9.3M smartphones shipped in Q2 2013; Micromax closing in on Samsung for no.1 spot, riding the 'phablet' wave: IDC
The Indian smartphone market almost tripled its shipments year on year (YoY) in the second quarter of 2013. Vendors shipped a total of 9.3 million smartphones in the quarter, in comparison to 3.5 million units shipped in the year before quarter. In 2013 alone, the second quarter grew by more than 50 per cent over the units shipped in the first quarter, led by the 5.0 - 6.99 inch screen size smartphones or phablets, as we call them.
These devices grew 17 times YoY and their share steadily rose to almost one-third (30 per cent) of the total smartphone market in Q2 2013, according to a report by International Data Corporation (IDC). As the largest feature phone market in APeJ (Asia Pacific except Japan) and second largest for smartphones, India recorded a 21 per cent growth YoY and a 4 per cent growth quarter over quarter (QoQ) for total mobile phones. Feature phones constituted of 85 per cent of the total market in Q2 2013.
Local vendors shine
While big guys like Samsung and Nokia still dominated the Indian market, their share has been steadily dropping, mainly driven by intense competition from local vendors. Among the local vendors, most of the larger ones (like Micromax, Karbonn, Intex and Lava, etc.) have successfully transitioned their lead in feature phones to smartphones. In fact, they accounted for over half of the total smartphone market in the quarter.
"The growth in the India smartphone market is driven by consistent performance by local vendors who accounted for more than half of the total smartphone market in Q2 2013. These vendors have been scaling up operations owing to rising migration of the user base from feature phones to smartphones," said Manasi Yadav, senior market analyst at IDC India.
Micromax taking the battle to Samsung
Samsung maintained its leadership spot in the second quarter, with the newly launched Galaxy Star bringing in huge volumes at the low end. The other mid-tier smartphones, the cash-back, and zero per cent interest equated monthly installment (EMI) schemes also worked in favor of Samsung over the last quarter, specifically for high end products like Galaxy Note II.

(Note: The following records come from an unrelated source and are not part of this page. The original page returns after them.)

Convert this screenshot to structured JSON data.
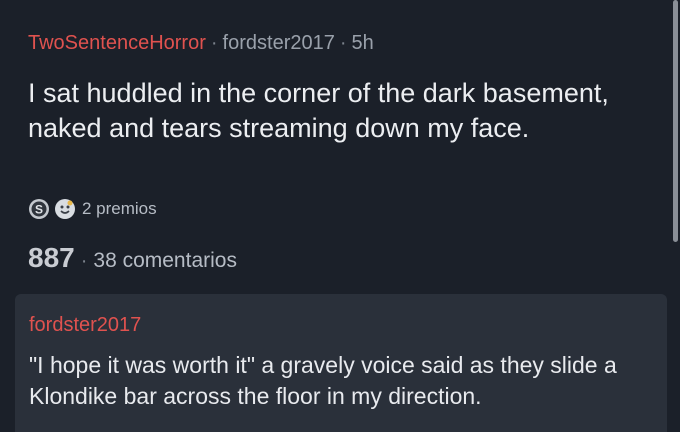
{
  "post": {
    "subreddit": "TwoSentenceHorror",
    "separator": "·",
    "author": "fordster2017",
    "age": "5h",
    "title": "I sat huddled in the corner of the dark basement, naked and tears streaming down my face.",
    "awards": {
      "icons": [
        "silver-award-icon",
        "wholesome-award-icon"
      ],
      "label": "2 premios"
    },
    "score": "887",
    "comments_label": "38 comentarios"
  },
  "comment": {
    "author": "fordster2017",
    "body": "\"I hope it was worth it\" a gravely voice said as they slide a Klondike bar across the floor in my direction."
  },
  "colors": {
    "background": "#1b2029",
    "card": "#2a303a",
    "accent": "#e0524f",
    "text": "#e8eaee",
    "muted": "#9aa1ab"
  }
}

However, Micromax stayed steady at the number two spot and the company crossed the two million units mark in shipment numbers. While Samsung led with a 26 per cent market share, Micromax closely followed with a 22 per cent share. The homegrown vendor is banking on the wave of phablet-driven smartphone adoption and is pushing its Canvas range of devices, with bigger screens and better imaging capabilities.
Top five vendors in the country
Along with Samsung and Micromax, vendors like Karbonn, Nokia and Sony completed the list of the top five players.
Karbonn: Smartphone shipments for Karbonn increased steadily over the last quarter, and apart from its 'A' series of smartphone devices, the newly launched Titanium range are also picking up. What's worked for the company is the fact that its devices boast of high specifications at competitive prices, a must have in a price-sensitive consumer market like India.
Nokia: With the company's decision to discontinue Symbian devices, the entire focus moved to Lumia range of smartphones. The recently launched Lumia 520 helped Nokia pick up volumes towards the lower end.
Sony: The company regained the fifth position, with its mid-tier range of phones doing well, and the lower-end dual SIM phones adding growth.
"The key for growth in this market, as with most emerging markets, is a low-priced phone equipped with a large screen and dual SIM slots. The dual SIM phenomena, which had accelerated the growth of local vendors in feature phone, turned to dual SIM smartphones flooding the Indian market. Topped with an attractive sub $200 price tag, these smartphones are highly attractive," said Kiranjeet Kaur, senior market analyst at IDC's client devices group.
This was evident from the fact that sub $200 smartphones accounted for two-thirds of the total smartphone market in the second quarter.
(Edited by Joby Puthuparampil Johnson)